I was out last night near Yonge and College for a friend’s going away party and the topic of the College Park building came up (originally an Eaton’s department store). We talked about how in the 1920s it was planned as a 38-storey Art Deco tower (see above photo), but that the Great Depression forced Eaton’s to scale back their plans. They ended up building a 7-storey building, albeit an impressive one.
Then today, thinking about that discussion, I became curious about the story of Eaton’s. Where exactly did it start and how did they get to a point where they were planning the largest retail and office complex in the world?
Well, as many of you probably know or can guess, the first Eaton’s store was opened where the Toronto Eaton Centre mall currently sits today. The exact address was 178 Yonge Street, which is just north of Queen Street. But what was interesting about this location is that, at the time, it was considered to be far removed from Toronto’s center of fashion and retail. That was King Street East. Below is a map from 1842.

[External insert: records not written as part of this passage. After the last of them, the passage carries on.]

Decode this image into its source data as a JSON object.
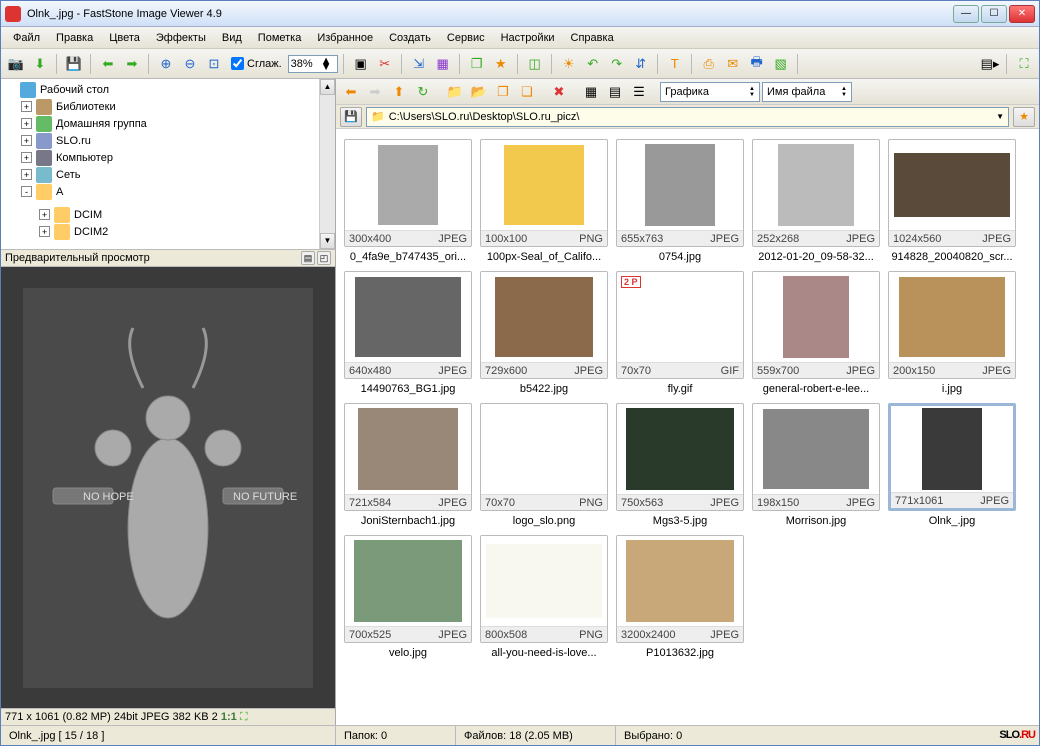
{
  "window": {
    "title": "Olnk_.jpg  -  FastStone Image Viewer 4.9"
  },
  "menu": [
    "Файл",
    "Правка",
    "Цвета",
    "Эффекты",
    "Вид",
    "Пометка",
    "Избранное",
    "Создать",
    "Сервис",
    "Настройки",
    "Справка"
  ],
  "toolbar": {
    "smooth_label": "Сглаж.",
    "zoom_value": "38%"
  },
  "tree": {
    "items": [
      {
        "label": "Рабочий стол",
        "icon": "desktop",
        "exp": "",
        "indent": 0
      },
      {
        "label": "Библиотеки",
        "icon": "lib",
        "exp": "+",
        "indent": 1
      },
      {
        "label": "Домашняя группа",
        "icon": "home",
        "exp": "+",
        "indent": 1
      },
      {
        "label": "SLO.ru",
        "icon": "drive",
        "exp": "+",
        "indent": 1
      },
      {
        "label": "Компьютер",
        "icon": "comp",
        "exp": "+",
        "indent": 1
      },
      {
        "label": "Сеть",
        "icon": "net",
        "exp": "+",
        "indent": 1
      },
      {
        "label": "A",
        "icon": "folder",
        "exp": "-",
        "indent": 1
      },
      {
        "label": "",
        "icon": "",
        "exp": "",
        "indent": 2,
        "spacer": true
      },
      {
        "label": "DCIM",
        "icon": "folder",
        "exp": "+",
        "indent": 2
      },
      {
        "label": "DCIM2",
        "icon": "folder",
        "exp": "+",
        "indent": 2
      }
    ]
  },
  "preview": {
    "header": "Предварительный просмотр",
    "info": "771 x 1061 (0.82 MP)  24bit  JPEG  382 KB  2",
    "ratio": "1:1"
  },
  "nav": {
    "view_label": "Графика",
    "sort_label": "Имя файла"
  },
  "path": "C:\\Users\\SLO.ru\\Desktop\\SLO.ru_picz\\",
  "thumbs": [
    {
      "dims": "300x400",
      "fmt": "JPEG",
      "name": "0_4fa9e_b747435_ori...",
      "w": 60,
      "h": 80,
      "bg": "#aaa"
    },
    {
      "dims": "100x100",
      "fmt": "PNG",
      "name": "100px-Seal_of_Califo...",
      "w": 80,
      "h": 80,
      "bg": "#f2c94c"
    },
    {
      "dims": "655x763",
      "fmt": "JPEG",
      "name": "0754.jpg",
      "w": 70,
      "h": 82,
      "bg": "#999"
    },
    {
      "dims": "252x268",
      "fmt": "JPEG",
      "name": "2012-01-20_09-58-32...",
      "w": 76,
      "h": 82,
      "bg": "#bbb"
    },
    {
      "dims": "1024x560",
      "fmt": "JPEG",
      "name": "914828_20040820_scr...",
      "w": 116,
      "h": 64,
      "bg": "#5a4a3a"
    },
    {
      "dims": "640x480",
      "fmt": "JPEG",
      "name": "14490763_BG1.jpg",
      "w": 106,
      "h": 80,
      "bg": "#666"
    },
    {
      "dims": "729x600",
      "fmt": "JPEG",
      "name": "b5422.jpg",
      "w": 98,
      "h": 80,
      "bg": "#8a6a4a"
    },
    {
      "dims": "70x70",
      "fmt": "GIF",
      "name": "fly.gif",
      "w": 70,
      "h": 70,
      "bg": "#fff",
      "badge": "2 P"
    },
    {
      "dims": "559x700",
      "fmt": "JPEG",
      "name": "general-robert-e-lee...",
      "w": 66,
      "h": 82,
      "bg": "#a88"
    },
    {
      "dims": "200x150",
      "fmt": "JPEG",
      "name": "i.jpg",
      "w": 106,
      "h": 80,
      "bg": "#b8925a"
    },
    {
      "dims": "721x584",
      "fmt": "JPEG",
      "name": "JoniSternbach1.jpg",
      "w": 100,
      "h": 82,
      "bg": "#998877"
    },
    {
      "dims": "70x70",
      "fmt": "PNG",
      "name": "logo_slo.png",
      "w": 70,
      "h": 70,
      "bg": "#fff"
    },
    {
      "dims": "750x563",
      "fmt": "JPEG",
      "name": "Mgs3-5.jpg",
      "w": 108,
      "h": 82,
      "bg": "#2a3a2a"
    },
    {
      "dims": "198x150",
      "fmt": "JPEG",
      "name": "Morrison.jpg",
      "w": 106,
      "h": 80,
      "bg": "#888"
    },
    {
      "dims": "771x1061",
      "fmt": "JPEG",
      "name": "Olnk_.jpg",
      "w": 60,
      "h": 82,
      "bg": "#3a3a3a",
      "selected": true
    },
    {
      "dims": "700x525",
      "fmt": "JPEG",
      "name": "velo.jpg",
      "w": 108,
      "h": 82,
      "bg": "#7a9a7a"
    },
    {
      "dims": "800x508",
      "fmt": "PNG",
      "name": "all-you-need-is-love...",
      "w": 116,
      "h": 74,
      "bg": "#f8f8f0"
    },
    {
      "dims": "3200x2400",
      "fmt": "JPEG",
      "name": "P1013632.jpg",
      "w": 108,
      "h": 82,
      "bg": "#c8a878"
    }
  ],
  "status": {
    "file": "Olnk_.jpg [ 15 / 18 ]",
    "folders": "Папок: 0",
    "files": "Файлов: 18 (2.05 MB)",
    "selected": "Выбрано: 0"
  },
  "brand": {
    "text": "SLO",
    "suffix": ".RU"
  }
}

In 1869 when Timothy Eaton opened his first store, the heart of Toronto was what is today known as Old Town (although most people would probably just refer to it either as King East or as the St. Lawrence Market). People shopped along King Street between Yonge and Jarvis, and Queen Street probably would have felt out of the way.
But Eaton’s succeeded at Yonge & Queen, along with rival store Simpson’s, and retailing shifted northward. With Eaton’s College Street, the company was once again looking north. In fact, they wanted to move their entire operation from Queen Street up to College Street, and they even tried to get Simpson’s department store to do the same (somebody clearly understood agglomeration economies).

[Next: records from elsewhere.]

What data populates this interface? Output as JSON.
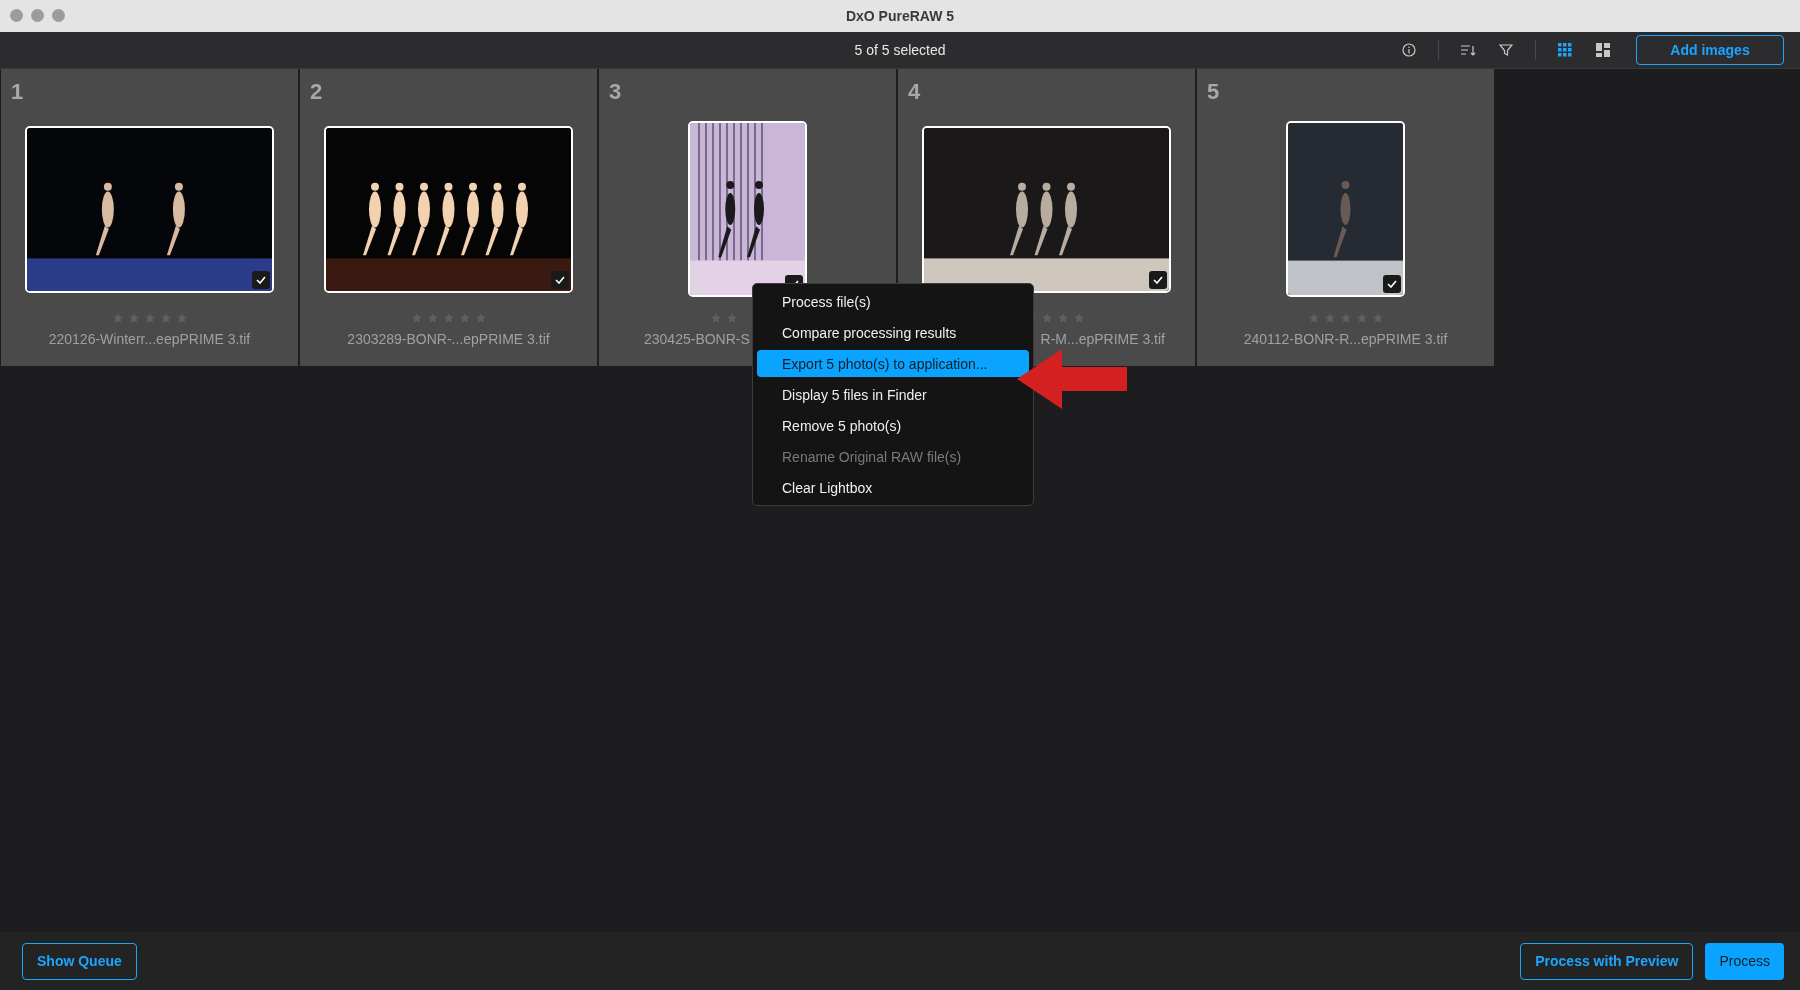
{
  "window": {
    "title": "DxO PureRAW 5"
  },
  "toolbar": {
    "selection": "5 of 5 selected",
    "views": [
      {
        "kind": "grid",
        "selected": true
      },
      {
        "kind": "mosaic",
        "selected": false
      }
    ],
    "add_button": "Add images"
  },
  "tiles": [
    {
      "number": "1",
      "filename": "220126-Winterr...eepPRIME 3.tif",
      "checked": true,
      "stars": 0,
      "kind": "landscape",
      "cut_start": false,
      "cut_end": false
    },
    {
      "number": "2",
      "filename": "2303289-BONR-...epPRIME 3.tif",
      "checked": true,
      "stars": 0,
      "kind": "landscape",
      "cut_start": false,
      "cut_end": false
    },
    {
      "number": "3",
      "filename": "230425-BONR-S",
      "checked": true,
      "kind": "portrait",
      "cut_start": false,
      "cut_end": true
    },
    {
      "number": "4",
      "filename": "R-M...epPRIME 3.tif",
      "checked": true,
      "stars": 0,
      "kind": "landscape",
      "cut_start": true,
      "cut_end": false
    },
    {
      "number": "5",
      "filename": "240112-BONR-R...epPRIME 3.tif",
      "checked": true,
      "stars": 0,
      "kind": "portrait",
      "cut_start": false,
      "cut_end": false
    }
  ],
  "context_menu": [
    {
      "label": "Process file(s)",
      "selected": false,
      "disabled": false
    },
    {
      "label": "Compare processing results",
      "selected": false,
      "disabled": false
    },
    {
      "label": "Export 5 photo(s) to application...",
      "selected": true,
      "disabled": false
    },
    {
      "label": "Display 5 files in Finder",
      "selected": false,
      "disabled": false
    },
    {
      "label": "Remove 5 photo(s)",
      "selected": false,
      "disabled": false
    },
    {
      "label": "Rename Original RAW file(s)",
      "selected": false,
      "disabled": true
    },
    {
      "label": "Clear Lightbox",
      "selected": false,
      "disabled": false
    }
  ],
  "bottom_bar": {
    "show_queue": "Show Queue",
    "process_preview": "Process with Preview",
    "process": "Process"
  }
}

But since the full build out of Eaton’s College Street never actually happened, both stores were kept in operation and a customer shuttle bus was run between the two of them (until the Yonge subway line opened up in the 1950s). With the opening of the Toronto Eaton Centre mall in the 1970s, Eaton’s closed both Queen and College Street locations, and consolidated operations near Dundas Street.
In 1999, after 130 years of operation, the company went bankrupt.
What I find interesting about this story is that it speaks to how dominant the department store business model was at the time and how it was shaping the city around it. If Eaton’s had achieved its vision for the corner of Yonge & College, Toronto might look a lot different today. Perhaps we’d all be shopping for fashion along College Street.